Exercise materials:

· · · · · · ·

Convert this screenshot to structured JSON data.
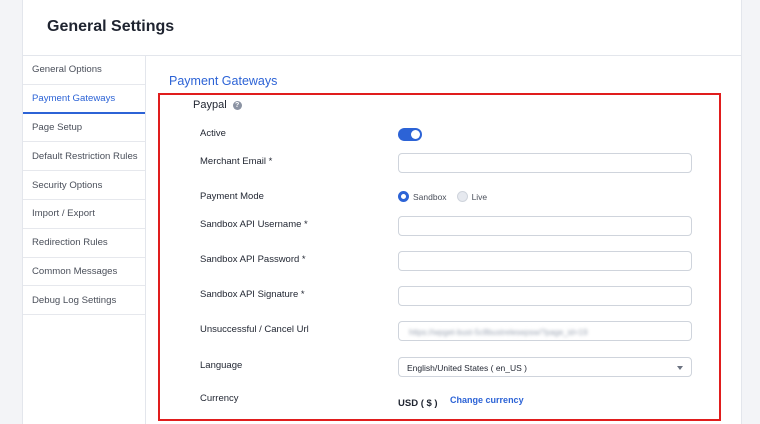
{
  "page": {
    "title": "General Settings"
  },
  "sidebar": {
    "items": [
      {
        "label": "General Options"
      },
      {
        "label": "Payment Gateways",
        "active": true
      },
      {
        "label": "Page Setup"
      },
      {
        "label": "Default Restriction Rules"
      },
      {
        "label": "Security Options"
      },
      {
        "label": "Import / Export"
      },
      {
        "label": "Redirection Rules"
      },
      {
        "label": "Common Messages"
      },
      {
        "label": "Debug Log Settings"
      }
    ]
  },
  "section": {
    "title": "Payment Gateways"
  },
  "paypal": {
    "heading": "Paypal",
    "help_icon": "question-circle-icon",
    "active": {
      "label": "Active",
      "value": true
    },
    "merchant_email": {
      "label": "Merchant Email *",
      "value": ""
    },
    "payment_mode": {
      "label": "Payment Mode",
      "options": [
        {
          "label": "Sandbox",
          "checked": true
        },
        {
          "label": "Live",
          "checked": false
        }
      ]
    },
    "api_username": {
      "label": "Sandbox API Username *",
      "value": ""
    },
    "api_password": {
      "label": "Sandbox API Password *",
      "value": ""
    },
    "api_signature": {
      "label": "Sandbox API Signature *",
      "value": ""
    },
    "cancel_url": {
      "label": "Unsuccessful / Cancel Url",
      "value": "https://wpget-bust-5c8bustrelesepsw/?page_id=19"
    },
    "language": {
      "label": "Language",
      "selected": "English/United States ( en_US )"
    },
    "currency": {
      "label": "Currency",
      "value": "USD ( $ )",
      "change_link": "Change currency"
    }
  },
  "colors": {
    "accent": "#2c63d6",
    "highlight_border": "#e01d1d"
  }
}
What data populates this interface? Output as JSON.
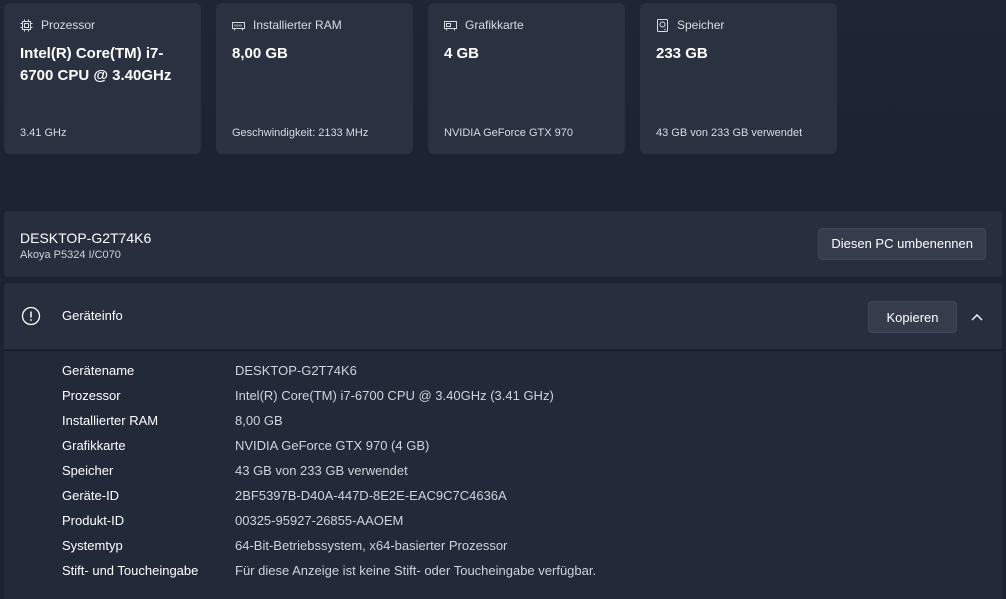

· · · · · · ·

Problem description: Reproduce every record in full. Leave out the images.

Your response:
Convert this screenshot to structured JSON data.
{
  "page": {
    "title": "General Settings"
  },
  "sidebar": {
    "items": [
      {
        "label": "General Options"
      },
      {
        "label": "Payment Gateways",
        "active": true
      },
      {
        "label": "Page Setup"
      },
      {
        "label": "Default Restriction Rules"
      },
      {
        "label": "Security Options"
      },
      {
        "label": "Import / Export"
      },
      {
        "label": "Redirection Rules"
      },
      {
        "label": "Common Messages"
      },
      {
        "label": "Debug Log Settings"
      }
    ]
  },
  "section": {
    "title": "Payment Gateways"
  },
  "paypal": {
    "heading": "Paypal",
    "help_icon": "question-circle-icon",
    "active": {
      "label": "Active",
      "value": true
    },
    "merchant_email": {
      "label": "Merchant Email *",
      "value": ""
    },
    "payment_mode": {
      "label": "Payment Mode",
      "options": [
        {
          "label": "Sandbox",
          "checked": true
        },
        {
          "label": "Live",
          "checked": false
        }
      ]
    },
    "api_username": {
      "label": "Sandbox API Username *",
      "value": ""
    },
    "api_password": {
      "label": "Sandbox API Password *",
      "value": ""
    },
    "api_signature": {
      "label": "Sandbox API Signature *",
      "value": ""
    },
    "cancel_url": {
      "label": "Unsuccessful / Cancel Url",
      "value": "https://wpget-bust-5c8bustrelesepsw/?page_id=19"
    },
    "language": {
      "label": "Language",
      "selected": "English/United States ( en_US )"
    },
    "currency": {
      "label": "Currency",
      "value": "USD ( $ )",
      "change_link": "Change currency"
    }
  },
  "colors": {
    "accent": "#2c63d6",
    "highlight_border": "#e01d1d"
  }
}
What data populates this interface? Output as JSON.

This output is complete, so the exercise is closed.